Chronic lymphocytic leukemia (CLL) is the most frequent type of adult leukemia in Western countries. Recently, new molecular prognostic markers like 17p deletion, 11q deletion, 13q deletion, trisomy 12, the mutational status of the immunoglobulin variable heavy chain genes (IGHV) genes, expression of ZAP-70 and CD38 were identified as prognostically significant. The CLL patients with mutated IGHV have a more favorable prognosis while non-mutated cases with the mutation's number less than 2% compared to the germline sequence suffer from more aggressive diseases. Here, we describe a clinical laboratory method for the detection of the mutation status of IGHV in patients with CLL using reverse transcription PCR and dideoxysequencing, and the evaluation using two immunoglobulin databases IMGT/V-QUEST and IgBLAST. We analyzed 37 different clonal rearrangements in 35 patients. Using two different databases, we identified 13 mutated and 24 non-mutated clones. The most preferred subfamilies were VH1, VH3, and VH4. The CLLs using the subfamily 1-69 were all non-mutated. Unlike previous reports, there were no significant differences between the used databases observed. The clinical trials are already incorporating new prognostic molecular markers such IGHV mutational status, so it is important to use standardized clinical laboratory methods and databases for a reliable identification of the mutation status in CLL.
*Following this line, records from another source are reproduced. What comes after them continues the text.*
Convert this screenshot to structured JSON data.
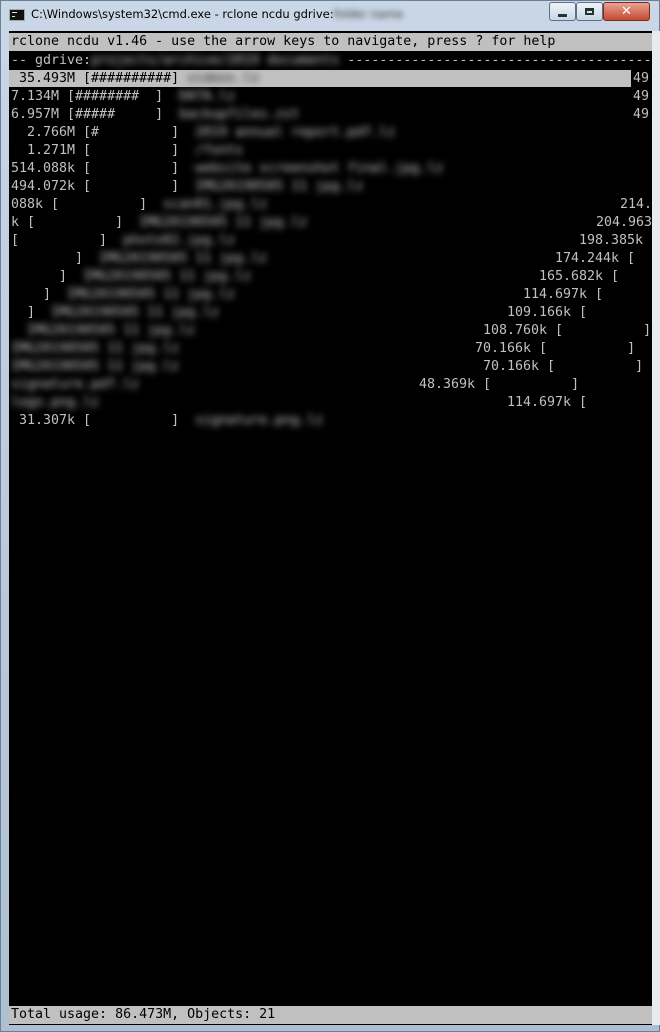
{
  "window": {
    "title": "C:\\Windows\\system32\\cmd.exe - rclone  ncdu gdrive:",
    "title_redacted": "folder name",
    "close_glyph": "✕"
  },
  "console": {
    "header": "rclone ncdu v1.46 - use the arrow keys to navigate, press ? for help",
    "path_prefix": "-- gdrive:",
    "path_redacted": "projects/archive/2019 documents",
    "path_dashes": " -----------------------------------------",
    "rows": [
      {
        "pre": " 35.493M [##########] ",
        "name": "videos.lz",
        "post": "49",
        "selected": true
      },
      {
        "pre": "7.134M [########  ]  ",
        "name": "DATA.lz",
        "post": "49"
      },
      {
        "pre": "6.957M [#####     ]  ",
        "name": "backupfiles.zst",
        "post": "49"
      },
      {
        "pre": "  2.766M [#         ]  ",
        "name": "2019 annual report.pdf.lz",
        "post": ""
      },
      {
        "pre": "  1.271M [          ]  ",
        "name": "/fonts",
        "post": ""
      },
      {
        "pre": "514.088k [          ]  ",
        "name": "website screenshot final.jpg.lz",
        "post": ""
      },
      {
        "pre": "494.072k [          ]  ",
        "name": "IMG20190505 11 jpg.lz",
        "post": ""
      },
      {
        "pre": "088k [          ]  ",
        "name": "scan01.jpg.lz",
        "post": "214."
      },
      {
        "pre": "k [          ]  ",
        "name": "IMG20190505 11 jpg.lz",
        "post": "204.963"
      },
      {
        "pre": "[          ]  ",
        "name": "photo02.jpg.lz",
        "post": "198.385k"
      },
      {
        "pre": "       ]  ",
        "name": "IMG20190505 11 jpg.lz",
        "post": "174.244k ["
      },
      {
        "pre": "      ]  ",
        "name": "IMG20190505 11 jpg.lz",
        "post": "165.682k ["
      },
      {
        "pre": "    ]  ",
        "name": "IMG20190505 11 jpg.lz",
        "post": "114.697k ["
      },
      {
        "pre": "  ]  ",
        "name": "IMG20190505 11 jpg.lz",
        "post": "109.166k ["
      },
      {
        "pre": "  ",
        "name": "IMG20190505 11 jpg.lz",
        "post": "108.760k [          ]"
      },
      {
        "pre": "",
        "name": "IMG20190505 11 jpg.lz",
        "post": "70.166k [          ]"
      },
      {
        "pre": "",
        "name": "IMG20190505 11 jpg.lz",
        "post": "70.166k [          ]"
      },
      {
        "pre": "",
        "name": "signature.pdf.lz",
        "post": "48.369k [          ]  "
      },
      {
        "pre": "",
        "name": "logo.png.lz",
        "post": "114.697k ["
      },
      {
        "pre": " 31.307k [          ]  ",
        "name": "signature.png.lz",
        "post": ""
      }
    ],
    "footer": "Total usage: 86.473M, Objects: 21"
  }
}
Abstract

Neurofibromatosis type 1 (NF1) is one of the most common autosomal dominant disorders with mainly mild cutaneous manifestations. Some patients with NF1, however, develop severe complications such as progressive optic pathway glioma, plexiform neurofibroma or malignant peripheral nerve sheath tumour. Due to potentially progressive and asymptomatic course of the disease, patients with NF1 require a regular multidisciplinary follow-up in coordination with various specialties and early intervention. In this article, we summarise our long-term experience with multidisciplinary follow-up of NF1 patients in the Centre for Neurofibromatosis Type 1 patients at the Children's University Hospital in Bratislava.